Work order:
Output the data exactly, with every line intact.

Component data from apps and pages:
"""

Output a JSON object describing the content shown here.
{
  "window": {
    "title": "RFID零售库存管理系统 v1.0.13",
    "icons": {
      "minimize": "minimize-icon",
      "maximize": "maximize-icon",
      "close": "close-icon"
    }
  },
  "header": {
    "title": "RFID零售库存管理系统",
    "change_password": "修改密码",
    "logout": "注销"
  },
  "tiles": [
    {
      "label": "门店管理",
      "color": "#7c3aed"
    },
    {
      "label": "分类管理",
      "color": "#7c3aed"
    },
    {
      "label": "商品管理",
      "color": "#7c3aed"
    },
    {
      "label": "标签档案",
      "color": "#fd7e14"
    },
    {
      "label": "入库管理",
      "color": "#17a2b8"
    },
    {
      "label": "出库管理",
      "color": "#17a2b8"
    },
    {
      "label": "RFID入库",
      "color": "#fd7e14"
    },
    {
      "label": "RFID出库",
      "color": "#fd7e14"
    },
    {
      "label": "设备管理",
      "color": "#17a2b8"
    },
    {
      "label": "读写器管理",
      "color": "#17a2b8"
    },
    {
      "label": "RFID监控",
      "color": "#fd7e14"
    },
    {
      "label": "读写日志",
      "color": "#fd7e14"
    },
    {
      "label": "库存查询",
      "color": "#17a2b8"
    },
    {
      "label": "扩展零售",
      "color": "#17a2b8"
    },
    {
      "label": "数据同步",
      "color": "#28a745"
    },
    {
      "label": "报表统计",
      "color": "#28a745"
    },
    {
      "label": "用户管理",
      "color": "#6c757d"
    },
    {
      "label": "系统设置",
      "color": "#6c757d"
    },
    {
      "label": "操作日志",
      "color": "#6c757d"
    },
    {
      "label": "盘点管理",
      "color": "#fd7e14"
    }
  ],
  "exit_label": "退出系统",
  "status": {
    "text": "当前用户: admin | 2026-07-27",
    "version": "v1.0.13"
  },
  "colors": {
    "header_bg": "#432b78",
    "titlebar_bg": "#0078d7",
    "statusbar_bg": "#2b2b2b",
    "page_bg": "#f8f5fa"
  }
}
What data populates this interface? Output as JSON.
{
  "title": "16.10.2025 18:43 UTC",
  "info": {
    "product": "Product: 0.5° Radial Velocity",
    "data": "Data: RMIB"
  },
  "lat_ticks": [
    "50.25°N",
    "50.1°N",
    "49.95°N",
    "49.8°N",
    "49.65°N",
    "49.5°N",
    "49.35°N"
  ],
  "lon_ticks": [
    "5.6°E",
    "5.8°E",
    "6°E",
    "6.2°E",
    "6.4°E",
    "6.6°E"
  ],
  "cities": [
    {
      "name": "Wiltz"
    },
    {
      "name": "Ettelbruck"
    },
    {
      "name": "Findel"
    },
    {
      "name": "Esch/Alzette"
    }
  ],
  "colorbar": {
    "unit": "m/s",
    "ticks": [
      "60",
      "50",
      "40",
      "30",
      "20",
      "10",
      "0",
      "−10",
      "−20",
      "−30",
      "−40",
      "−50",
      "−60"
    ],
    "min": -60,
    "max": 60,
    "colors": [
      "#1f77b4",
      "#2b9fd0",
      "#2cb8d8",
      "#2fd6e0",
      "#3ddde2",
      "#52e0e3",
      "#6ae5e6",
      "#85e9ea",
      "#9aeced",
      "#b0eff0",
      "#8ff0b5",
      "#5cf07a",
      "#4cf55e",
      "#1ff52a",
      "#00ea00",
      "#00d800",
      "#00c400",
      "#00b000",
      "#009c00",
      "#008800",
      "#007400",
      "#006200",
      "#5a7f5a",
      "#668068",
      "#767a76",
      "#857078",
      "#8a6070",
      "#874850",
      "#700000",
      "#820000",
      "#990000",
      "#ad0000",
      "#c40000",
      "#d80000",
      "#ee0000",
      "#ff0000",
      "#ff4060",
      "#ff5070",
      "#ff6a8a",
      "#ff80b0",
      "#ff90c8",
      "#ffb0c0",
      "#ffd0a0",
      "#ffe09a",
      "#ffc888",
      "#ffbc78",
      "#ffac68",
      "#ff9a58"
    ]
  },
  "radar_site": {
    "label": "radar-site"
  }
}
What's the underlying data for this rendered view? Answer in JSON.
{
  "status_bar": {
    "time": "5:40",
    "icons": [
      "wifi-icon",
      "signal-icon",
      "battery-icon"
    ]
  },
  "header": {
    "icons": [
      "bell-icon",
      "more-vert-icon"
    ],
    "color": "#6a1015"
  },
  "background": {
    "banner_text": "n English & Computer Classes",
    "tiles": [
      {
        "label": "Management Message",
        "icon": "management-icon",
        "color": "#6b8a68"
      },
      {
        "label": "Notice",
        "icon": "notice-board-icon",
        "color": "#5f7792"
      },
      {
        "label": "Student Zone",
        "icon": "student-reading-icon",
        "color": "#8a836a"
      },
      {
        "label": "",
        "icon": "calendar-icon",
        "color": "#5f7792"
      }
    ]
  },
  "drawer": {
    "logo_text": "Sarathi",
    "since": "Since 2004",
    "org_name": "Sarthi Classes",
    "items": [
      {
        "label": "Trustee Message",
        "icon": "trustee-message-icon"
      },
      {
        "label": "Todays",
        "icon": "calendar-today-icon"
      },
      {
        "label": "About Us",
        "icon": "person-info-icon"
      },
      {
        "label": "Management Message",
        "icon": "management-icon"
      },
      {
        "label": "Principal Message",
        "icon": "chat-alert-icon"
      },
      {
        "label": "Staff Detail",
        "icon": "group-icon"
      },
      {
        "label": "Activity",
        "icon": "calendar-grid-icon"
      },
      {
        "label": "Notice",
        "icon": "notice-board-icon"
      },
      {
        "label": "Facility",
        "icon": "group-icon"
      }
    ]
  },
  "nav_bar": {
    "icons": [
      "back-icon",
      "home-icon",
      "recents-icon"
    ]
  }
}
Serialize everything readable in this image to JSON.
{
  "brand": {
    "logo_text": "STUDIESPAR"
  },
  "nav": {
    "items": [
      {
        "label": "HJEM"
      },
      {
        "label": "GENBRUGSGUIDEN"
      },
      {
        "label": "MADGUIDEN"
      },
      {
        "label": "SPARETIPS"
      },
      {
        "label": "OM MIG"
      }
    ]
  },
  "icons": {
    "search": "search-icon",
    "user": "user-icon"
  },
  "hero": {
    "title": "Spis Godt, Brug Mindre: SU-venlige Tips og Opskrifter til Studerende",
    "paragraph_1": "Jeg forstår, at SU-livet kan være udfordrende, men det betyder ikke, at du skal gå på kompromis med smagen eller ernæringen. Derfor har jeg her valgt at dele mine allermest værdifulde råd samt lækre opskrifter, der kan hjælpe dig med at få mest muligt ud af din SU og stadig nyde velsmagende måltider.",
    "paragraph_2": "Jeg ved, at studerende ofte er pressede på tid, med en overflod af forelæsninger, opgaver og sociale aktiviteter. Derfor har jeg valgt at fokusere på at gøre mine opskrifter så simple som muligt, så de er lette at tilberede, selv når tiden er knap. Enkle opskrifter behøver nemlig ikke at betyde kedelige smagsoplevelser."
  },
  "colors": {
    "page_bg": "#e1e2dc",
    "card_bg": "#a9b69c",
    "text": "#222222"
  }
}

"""

Response:
Output a JSON object describing the content shown here.
{
  "window": {
    "title": "RFID零售库存管理系统 v1.0.13",
    "icons": {
      "minimize": "minimize-icon",
      "maximize": "maximize-icon",
      "close": "close-icon"
    }
  },
  "header": {
    "title": "RFID零售库存管理系统",
    "change_password": "修改密码",
    "logout": "注销"
  },
  "tiles": [
    {
      "label": "门店管理",
      "color": "#7c3aed"
    },
    {
      "label": "分类管理",
      "color": "#7c3aed"
    },
    {
      "label": "商品管理",
      "color": "#7c3aed"
    },
    {
      "label": "标签档案",
      "color": "#fd7e14"
    },
    {
      "label": "入库管理",
      "color": "#17a2b8"
    },
    {
      "label": "出库管理",
      "color": "#17a2b8"
    },
    {
      "label": "RFID入库",
      "color": "#fd7e14"
    },
    {
      "label": "RFID出库",
      "color": "#fd7e14"
    },
    {
      "label": "设备管理",
      "color": "#17a2b8"
    },
    {
      "label": "读写器管理",
      "color": "#17a2b8"
    },
    {
      "label": "RFID监控",
      "color": "#fd7e14"
    },
    {
      "label": "读写日志",
      "color": "#fd7e14"
    },
    {
      "label": "库存查询",
      "color": "#17a2b8"
    },
    {
      "label": "扩展零售",
      "color": "#17a2b8"
    },
    {
      "label": "数据同步",
      "color": "#28a745"
    },
    {
      "label": "报表统计",
      "color": "#28a745"
    },
    {
      "label": "用户管理",
      "color": "#6c757d"
    },
    {
      "label": "系统设置",
      "color": "#6c757d"
    },
    {
      "label": "操作日志",
      "color": "#6c757d"
    },
    {
      "label": "盘点管理",
      "color": "#fd7e14"
    }
  ],
  "exit_label": "退出系统",
  "status": {
    "text": "当前用户: admin | 2026-07-27",
    "version": "v1.0.13"
  },
  "colors": {
    "header_bg": "#432b78",
    "titlebar_bg": "#0078d7",
    "statusbar_bg": "#2b2b2b",
    "page_bg": "#f8f5fa"
  }
}
What data populates this interface? Output as JSON.
{
  "title": "16.10.2025 18:43 UTC",
  "info": {
    "product": "Product: 0.5° Radial Velocity",
    "data": "Data: RMIB"
  },
  "lat_ticks": [
    "50.25°N",
    "50.1°N",
    "49.95°N",
    "49.8°N",
    "49.65°N",
    "49.5°N",
    "49.35°N"
  ],
  "lon_ticks": [
    "5.6°E",
    "5.8°E",
    "6°E",
    "6.2°E",
    "6.4°E",
    "6.6°E"
  ],
  "cities": [
    {
      "name": "Wiltz"
    },
    {
      "name": "Ettelbruck"
    },
    {
      "name": "Findel"
    },
    {
      "name": "Esch/Alzette"
    }
  ],
  "colorbar": {
    "unit": "m/s",
    "ticks": [
      "60",
      "50",
      "40",
      "30",
      "20",
      "10",
      "0",
      "−10",
      "−20",
      "−30",
      "−40",
      "−50",
      "−60"
    ],
    "min": -60,
    "max": 60,
    "colors": [
      "#1f77b4",
      "#2b9fd0",
      "#2cb8d8",
      "#2fd6e0",
      "#3ddde2",
      "#52e0e3",
      "#6ae5e6",
      "#85e9ea",
      "#9aeced",
      "#b0eff0",
      "#8ff0b5",
      "#5cf07a",
      "#4cf55e",
      "#1ff52a",
      "#00ea00",
      "#00d800",
      "#00c400",
      "#00b000",
      "#009c00",
      "#008800",
      "#007400",
      "#006200",
      "#5a7f5a",
      "#668068",
      "#767a76",
      "#857078",
      "#8a6070",
      "#874850",
      "#700000",
      "#820000",
      "#990000",
      "#ad0000",
      "#c40000",
      "#d80000",
      "#ee0000",
      "#ff0000",
      "#ff4060",
      "#ff5070",
      "#ff6a8a",
      "#ff80b0",
      "#ff90c8",
      "#ffb0c0",
      "#ffd0a0",
      "#ffe09a",
      "#ffc888",
      "#ffbc78",
      "#ffac68",
      "#ff9a58"
    ]
  },
  "radar_site": {
    "label": "radar-site"
  }
}
What's the underlying data for this rendered view? Answer in JSON.
{
  "status_bar": {
    "time": "5:40",
    "icons": [
      "wifi-icon",
      "signal-icon",
      "battery-icon"
    ]
  },
  "header": {
    "icons": [
      "bell-icon",
      "more-vert-icon"
    ],
    "color": "#6a1015"
  },
  "background": {
    "banner_text": "n English & Computer Classes",
    "tiles": [
      {
        "label": "Management Message",
        "icon": "management-icon",
        "color": "#6b8a68"
      },
      {
        "label": "Notice",
        "icon": "notice-board-icon",
        "color": "#5f7792"
      },
      {
        "label": "Student Zone",
        "icon": "student-reading-icon",
        "color": "#8a836a"
      },
      {
        "label": "",
        "icon": "calendar-icon",
        "color": "#5f7792"
      }
    ]
  },
  "drawer": {
    "logo_text": "Sarathi",
    "since": "Since 2004",
    "org_name": "Sarthi Classes",
    "items": [
      {
        "label": "Trustee Message",
        "icon": "trustee-message-icon"
      },
      {
        "label": "Todays",
        "icon": "calendar-today-icon"
      },
      {
        "label": "About Us",
        "icon": "person-info-icon"
      },
      {
        "label": "Management Message",
        "icon": "management-icon"
      },
      {
        "label": "Principal Message",
        "icon": "chat-alert-icon"
      },
      {
        "label": "Staff Detail",
        "icon": "group-icon"
      },
      {
        "label": "Activity",
        "icon": "calendar-grid-icon"
      },
      {
        "label": "Notice",
        "icon": "notice-board-icon"
      },
      {
        "label": "Facility",
        "icon": "group-icon"
      }
    ]
  },
  "nav_bar": {
    "icons": [
      "back-icon",
      "home-icon",
      "recents-icon"
    ]
  }
}
Serialize everything readable in this image to JSON.
{
  "brand": {
    "logo_text": "STUDIESPAR"
  },
  "nav": {
    "items": [
      {
        "label": "HJEM"
      },
      {
        "label": "GENBRUGSGUIDEN"
      },
      {
        "label": "MADGUIDEN"
      },
      {
        "label": "SPARETIPS"
      },
      {
        "label": "OM MIG"
      }
    ]
  },
  "icons": {
    "search": "search-icon",
    "user": "user-icon"
  },
  "hero": {
    "title": "Spis Godt, Brug Mindre: SU-venlige Tips og Opskrifter til Studerende",
    "paragraph_1": "Jeg forstår, at SU-livet kan være udfordrende, men det betyder ikke, at du skal gå på kompromis med smagen eller ernæringen. Derfor har jeg her valgt at dele mine allermest værdifulde råd samt lækre opskrifter, der kan hjælpe dig med at få mest muligt ud af din SU og stadig nyde velsmagende måltider.",
    "paragraph_2": "Jeg ved, at studerende ofte er pressede på tid, med en overflod af forelæsninger, opgaver og sociale aktiviteter. Derfor har jeg valgt at fokusere på at gøre mine opskrifter så simple som muligt, så de er lette at tilberede, selv når tiden er knap. Enkle opskrifter behøver nemlig ikke at betyde kedelige smagsoplevelser."
  },
  "colors": {
    "page_bg": "#e1e2dc",
    "card_bg": "#a9b69c",
    "text": "#222222"
  }
}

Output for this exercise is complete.